§ **What you have to do**:
Show every line of the data below that includes the word "email".

(Excerpts from an interface dataset)
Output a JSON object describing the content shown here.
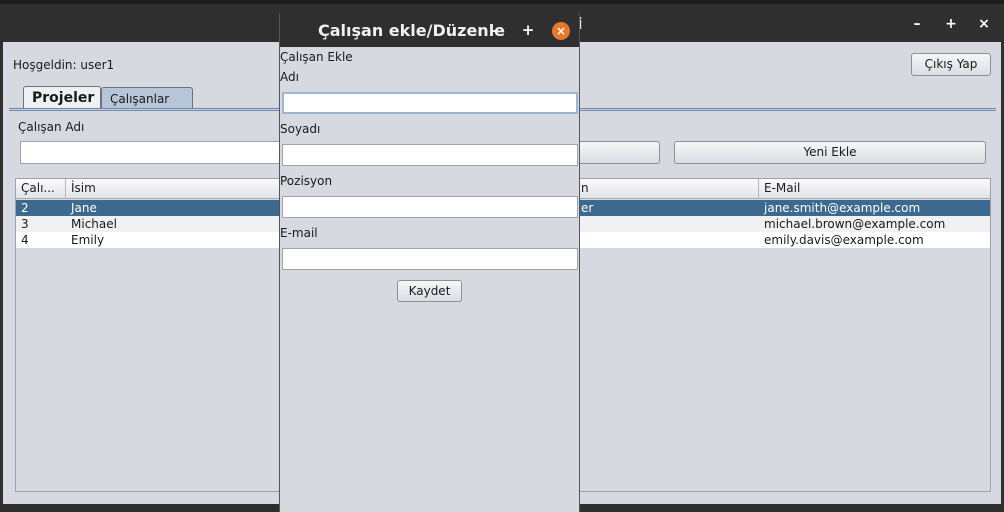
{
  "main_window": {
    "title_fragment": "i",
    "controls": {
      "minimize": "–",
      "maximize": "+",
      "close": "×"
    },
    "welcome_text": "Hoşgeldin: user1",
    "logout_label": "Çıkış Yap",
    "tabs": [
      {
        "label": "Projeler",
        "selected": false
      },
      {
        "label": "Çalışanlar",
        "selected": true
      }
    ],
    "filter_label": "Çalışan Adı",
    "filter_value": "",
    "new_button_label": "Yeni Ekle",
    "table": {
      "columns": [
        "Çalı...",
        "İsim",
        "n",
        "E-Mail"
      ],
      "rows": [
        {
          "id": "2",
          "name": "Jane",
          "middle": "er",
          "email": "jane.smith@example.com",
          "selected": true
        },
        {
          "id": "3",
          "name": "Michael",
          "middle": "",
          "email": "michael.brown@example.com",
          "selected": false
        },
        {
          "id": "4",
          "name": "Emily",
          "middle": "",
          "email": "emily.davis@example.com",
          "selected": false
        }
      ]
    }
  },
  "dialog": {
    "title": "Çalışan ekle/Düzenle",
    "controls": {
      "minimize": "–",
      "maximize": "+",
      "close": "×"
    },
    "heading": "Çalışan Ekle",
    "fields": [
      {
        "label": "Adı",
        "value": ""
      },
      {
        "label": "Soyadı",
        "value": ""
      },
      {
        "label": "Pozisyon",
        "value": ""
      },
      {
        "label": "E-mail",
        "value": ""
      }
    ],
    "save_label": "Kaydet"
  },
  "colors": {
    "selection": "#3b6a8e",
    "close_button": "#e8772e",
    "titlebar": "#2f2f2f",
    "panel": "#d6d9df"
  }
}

§ **Response**:
          "email": "jane.smith@example.com",
          "email": "michael.brown@example.com",
          "email": "emily.davis@example.com",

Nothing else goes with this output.